CHINA, Beijing. US technology and retail giants IBM and Walmart, alongside Beijing’s Tsinghua University, will put Chinese pork on a blockchain in a move to bolster food safety and traceability.
The retailer Walmart has joined forced with academics and technology experts from IBM and Tsinghua University to digitally trace China’s most popular meat – pork – from sty to store.
Using blockchain technology, Walmart will be able to digitally store permanent records of transactions that trace food products from farms through the supply chain and a way to identify the consumer who purchased the product. This could prove to be a game-changer for food safety in China, as digital information such as farm origin, abattoir and processing record and shipping details are digitally connected to the food product, with the information grouped together in the blockchain.

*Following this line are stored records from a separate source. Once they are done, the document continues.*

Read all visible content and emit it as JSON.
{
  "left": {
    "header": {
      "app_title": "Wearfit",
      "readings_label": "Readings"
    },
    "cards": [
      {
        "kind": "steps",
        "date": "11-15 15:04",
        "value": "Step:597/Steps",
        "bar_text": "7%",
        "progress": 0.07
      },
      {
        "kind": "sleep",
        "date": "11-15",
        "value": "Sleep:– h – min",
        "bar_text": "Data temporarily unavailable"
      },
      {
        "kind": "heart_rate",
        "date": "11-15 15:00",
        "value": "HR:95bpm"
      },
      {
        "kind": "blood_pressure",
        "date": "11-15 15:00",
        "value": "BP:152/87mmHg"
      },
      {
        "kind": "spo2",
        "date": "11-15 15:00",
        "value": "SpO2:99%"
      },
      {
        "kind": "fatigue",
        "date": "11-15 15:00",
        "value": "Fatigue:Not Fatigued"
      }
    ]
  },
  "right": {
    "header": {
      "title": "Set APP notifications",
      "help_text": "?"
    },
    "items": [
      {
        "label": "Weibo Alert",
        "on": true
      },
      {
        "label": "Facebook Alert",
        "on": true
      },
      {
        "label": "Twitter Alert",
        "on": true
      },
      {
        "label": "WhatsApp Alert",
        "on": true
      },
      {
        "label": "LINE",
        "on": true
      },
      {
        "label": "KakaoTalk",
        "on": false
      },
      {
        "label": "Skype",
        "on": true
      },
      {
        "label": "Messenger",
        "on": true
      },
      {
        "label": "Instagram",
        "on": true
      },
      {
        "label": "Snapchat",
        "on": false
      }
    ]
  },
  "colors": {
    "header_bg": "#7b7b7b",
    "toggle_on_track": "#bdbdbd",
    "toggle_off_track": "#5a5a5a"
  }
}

This permanent, digital record of full traceabil ity could serve as a step-change alternative to traditional paper tracking systems, which leave supply chains vulnerable to mistakes and fraud.
Plans to pilot the project were announced on 19 October when Walmart opened its Walmart Food Safety Collaboration Centre in Beijing, with a view to dramatically improving the way food is tracked, transported and sold across China.
IBM said its scientists were at the cutting edge of blockchain technology and suggested this could present an innovative new way to improve food authentication and supply chain traceability.
Tsinghua University brings to the table both expertise and young talent in the fields of transaction security and authent icat ion technology. Chai Yueting, professor at Tsinghua University, who is leading efforts by the university in the project with Walmart and IBM said it could serve as a model to others.
The technology used by the three parties is based on technology developed by Hyperledger Project, an open-source software project by the Linux Foundation, which is set to enhance blockchain systems.